NuCycl technology uses repolymerization turning even the toughest type of textile waste into new materials. This process creates pristine new regenerative lyocell fibers from textile waste, providing both performance and environmental advantages compared to virgin fiber. One of the company’s products is a highperformance, fully recyclable material made entirely from cotton waste. In what the company calls a “huge breakthrough” for the industry, Evrnu sources discarded cotton to create more sustainable fibers that can replace conventional textile materials.

In addition to its strength and comfort properties, NuCycl materials can also be recycled up to ten times, enabling the textile industry to transform waste into a valuable resource. Evrnu is facilitating this development by constructing a new facility in the southeast United States that will process about 17,000 metric tons of pulp and 2,000 tons of fiber every year.

The Mills Fabrica
Dissolving Used Cotton To Produce Biodegradable Materials

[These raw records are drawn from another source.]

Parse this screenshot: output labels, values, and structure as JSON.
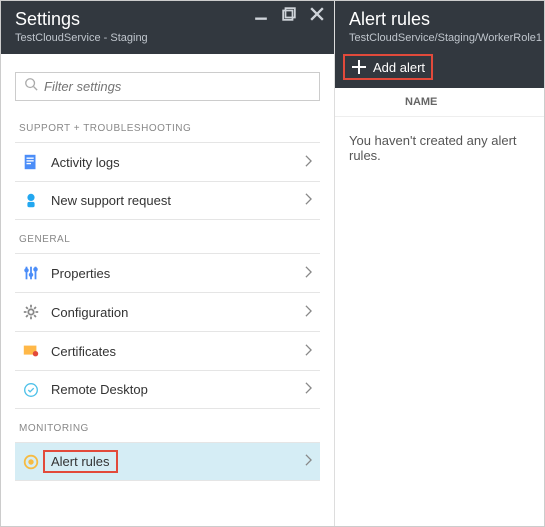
{
  "left": {
    "title": "Settings",
    "subtitle": "TestCloudService - Staging",
    "search_placeholder": "Filter settings",
    "groups": [
      {
        "key": "support",
        "label": "SUPPORT + TROUBLESHOOTING"
      },
      {
        "key": "general",
        "label": "GENERAL"
      },
      {
        "key": "monitoring",
        "label": "MONITORING"
      }
    ],
    "items": {
      "activity": "Activity logs",
      "support": "New support request",
      "props": "Properties",
      "config": "Configuration",
      "certs": "Certificates",
      "rdp": "Remote Desktop",
      "alerts": "Alert rules"
    }
  },
  "right": {
    "title": "Alert rules",
    "subtitle": "TestCloudService/Staging/WorkerRole1",
    "add_label": "Add alert",
    "col_name": "NAME",
    "empty_msg": "You haven't created any alert rules."
  }
}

Renewcell, a Swedish company, aims to find a way out of this problem by offering a recycling technology that dissolves used cotton and other cellulose fibers and transforms them into a new, biodegradable raw material called Circulose pulp. It then sells the product to manufacturers, who use it to make biodegradable virgin quality viscose or Lyocell textile fibers.

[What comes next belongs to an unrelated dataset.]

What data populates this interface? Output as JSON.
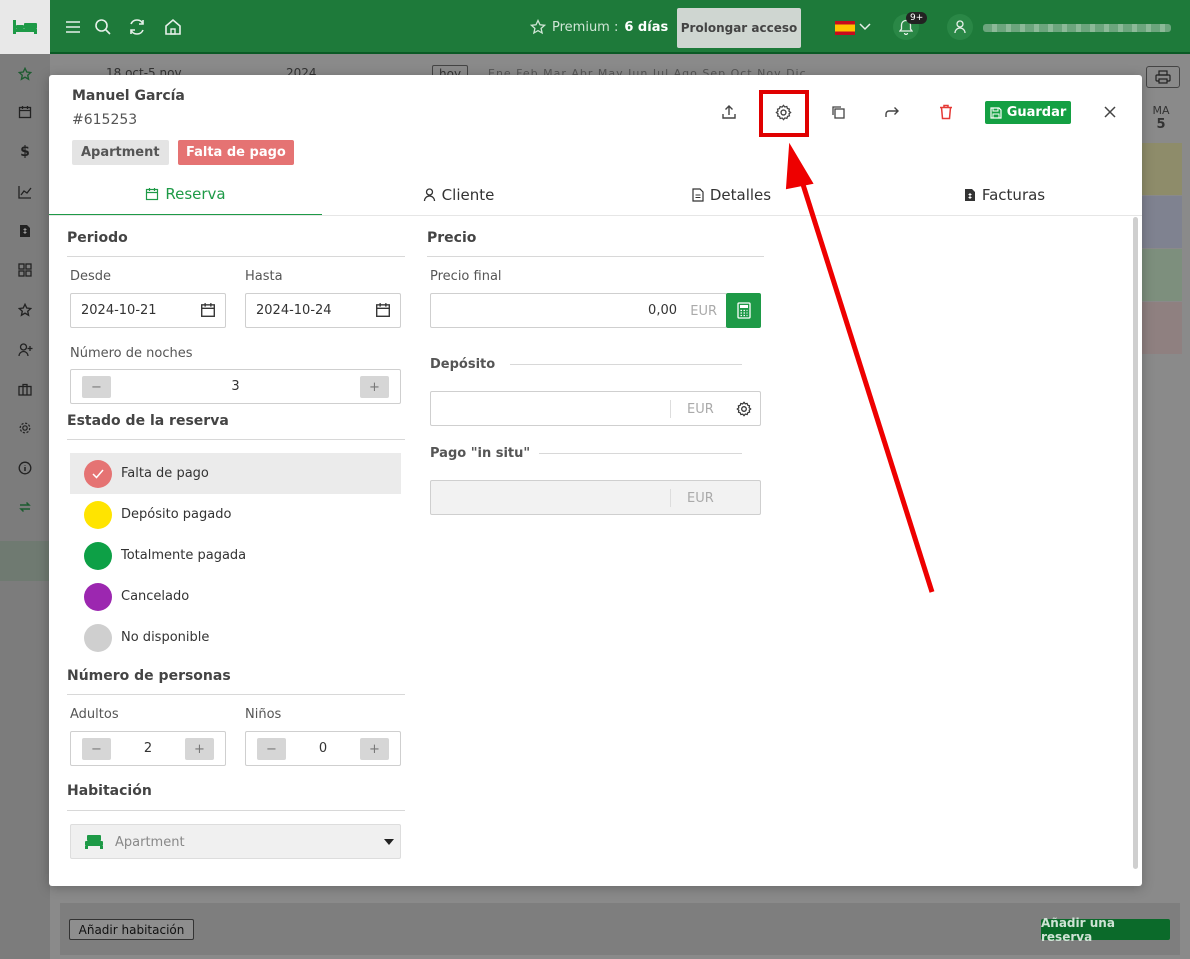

Circulose is a branded “dissolving pulp” product that Renewcell makes from 100% textile waste such as worn-out jeans and production scraps. There are other “dissolving pulp” products on the market, but the difference with Circulose is that it is made from textile waste instead of wood, thus reducing the need to cut down trees. Fibres produced with Circulose can help brands limit the use of virgin textiles and reduce the climate and environmental impact caused by raw material production and waste. Renewcell 1, the first industrial-scale, textile-to-textile recycling facility in the world, opened in August 2022 in northern Sweden, which recycles worn-out jeans and production scraps to manufacture up to 60,000 metric tonnes of Circulose pulp every year.

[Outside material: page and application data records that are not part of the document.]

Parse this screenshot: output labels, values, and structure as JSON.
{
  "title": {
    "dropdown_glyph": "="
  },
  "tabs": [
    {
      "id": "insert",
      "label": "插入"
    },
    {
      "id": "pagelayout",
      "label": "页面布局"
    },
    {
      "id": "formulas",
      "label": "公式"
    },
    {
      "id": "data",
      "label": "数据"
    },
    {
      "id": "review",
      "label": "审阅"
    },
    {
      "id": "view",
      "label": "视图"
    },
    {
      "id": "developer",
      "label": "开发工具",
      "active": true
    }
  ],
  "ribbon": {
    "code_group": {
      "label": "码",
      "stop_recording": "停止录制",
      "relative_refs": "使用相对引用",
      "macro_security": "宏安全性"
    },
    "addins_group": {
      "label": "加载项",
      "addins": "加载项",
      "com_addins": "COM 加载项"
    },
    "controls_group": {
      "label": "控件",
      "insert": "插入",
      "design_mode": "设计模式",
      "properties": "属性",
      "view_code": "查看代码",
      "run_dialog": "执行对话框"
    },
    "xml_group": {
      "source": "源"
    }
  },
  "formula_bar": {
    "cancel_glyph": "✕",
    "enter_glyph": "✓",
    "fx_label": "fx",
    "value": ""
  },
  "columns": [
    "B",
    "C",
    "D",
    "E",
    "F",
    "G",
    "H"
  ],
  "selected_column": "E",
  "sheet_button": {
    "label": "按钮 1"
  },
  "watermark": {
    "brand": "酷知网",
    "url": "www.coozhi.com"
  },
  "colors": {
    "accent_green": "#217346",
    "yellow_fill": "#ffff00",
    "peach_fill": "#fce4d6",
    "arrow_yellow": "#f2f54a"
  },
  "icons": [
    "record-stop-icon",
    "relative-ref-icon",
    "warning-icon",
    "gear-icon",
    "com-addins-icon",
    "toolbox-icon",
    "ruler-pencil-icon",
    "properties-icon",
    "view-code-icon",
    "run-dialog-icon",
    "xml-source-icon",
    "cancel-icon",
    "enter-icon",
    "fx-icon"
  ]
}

The company has already signed deals with major fashion brands like Zara and H&M to supply them with Circulose. Such collaborations could potentially save hundreds of millions of garments from landfills and incineration each year, contributing to a reduction in greenhouse gas emissions from the textile industry.

Brussles, Belgium
Heat-dissolvable Stitching Thread That Facilitates Garment Dismantling Process

Resortecs is committed to achieving full circularity in the textile and fashion industries. Today, only 1% of textiles are effectively recycled. This is because in the modern production process, garments and their components are held together by a synthetic highstrength thread mostly made of polyester. Before recycling, the garment needs to be separated and the thread removed, proving expensive. Without this process, the quality of the recycled product will be compromised.

Resortecs’ mission is to make recycling easy and actionable for fashion brands, recyclers, and all supply chain partners through innovative design-fordisassembly technology, which enables high-quality textile recycling on an industrial scale.

The company has come up with a heat-dissolvable stitching thread that enables recycling of endof-life items easy, beginning from the product’s manufacturing stage. Resortec has also invented a thermal disassembly system that allows recyclers to tap into higher volumes of premium material and process millions of garments per year without losing quality. When combined, these innovations make it possible to recover up to 90% of clothing fabric and empower the garment industry to rise to today’s environmental challenges.

By using Resortecs’ patented technology, the percentage of textile lost in the recycling process is reduced to 10%, while the integrity of the textile is not damaged, meaning that new garments can use a higher percentage of recycled material. Furthermore, the company’s process makes the garment dismantling process much easier and five times faster. This improves the effectiveness and economic viability of recycling, particularly in countries where labour costs are high.